| Brief |
Scan the records below and copy every line that contains the string "Rotation".

| Excerpted data |
▼

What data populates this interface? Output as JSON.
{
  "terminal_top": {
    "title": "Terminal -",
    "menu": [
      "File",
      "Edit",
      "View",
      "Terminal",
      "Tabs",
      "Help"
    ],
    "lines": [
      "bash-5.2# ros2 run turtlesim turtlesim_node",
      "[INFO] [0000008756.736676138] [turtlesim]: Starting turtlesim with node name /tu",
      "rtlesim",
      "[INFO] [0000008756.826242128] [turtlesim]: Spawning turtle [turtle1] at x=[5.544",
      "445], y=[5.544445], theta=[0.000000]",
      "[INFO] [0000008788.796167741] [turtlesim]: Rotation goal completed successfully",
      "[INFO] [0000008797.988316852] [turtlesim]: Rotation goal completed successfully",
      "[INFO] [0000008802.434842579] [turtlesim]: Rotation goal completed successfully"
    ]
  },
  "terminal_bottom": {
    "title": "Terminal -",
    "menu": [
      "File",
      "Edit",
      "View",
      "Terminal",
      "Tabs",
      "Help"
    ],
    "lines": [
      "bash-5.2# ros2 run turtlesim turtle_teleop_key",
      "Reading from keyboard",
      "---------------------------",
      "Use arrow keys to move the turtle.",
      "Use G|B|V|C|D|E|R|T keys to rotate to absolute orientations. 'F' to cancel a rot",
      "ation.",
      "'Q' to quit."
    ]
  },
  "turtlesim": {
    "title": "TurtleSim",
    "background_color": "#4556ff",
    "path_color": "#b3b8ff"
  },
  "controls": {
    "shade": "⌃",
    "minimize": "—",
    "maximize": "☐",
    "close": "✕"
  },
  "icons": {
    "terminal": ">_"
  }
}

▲

| Solution |
      "[INFO] [0000008788.796167741] [turtlesim]: Rotation goal completed successfully",
      "[INFO] [0000008797.988316852] [turtlesim]: Rotation goal completed successfully",
      "[INFO] [0000008802.434842579] [turtlesim]: Rotation goal completed successfully"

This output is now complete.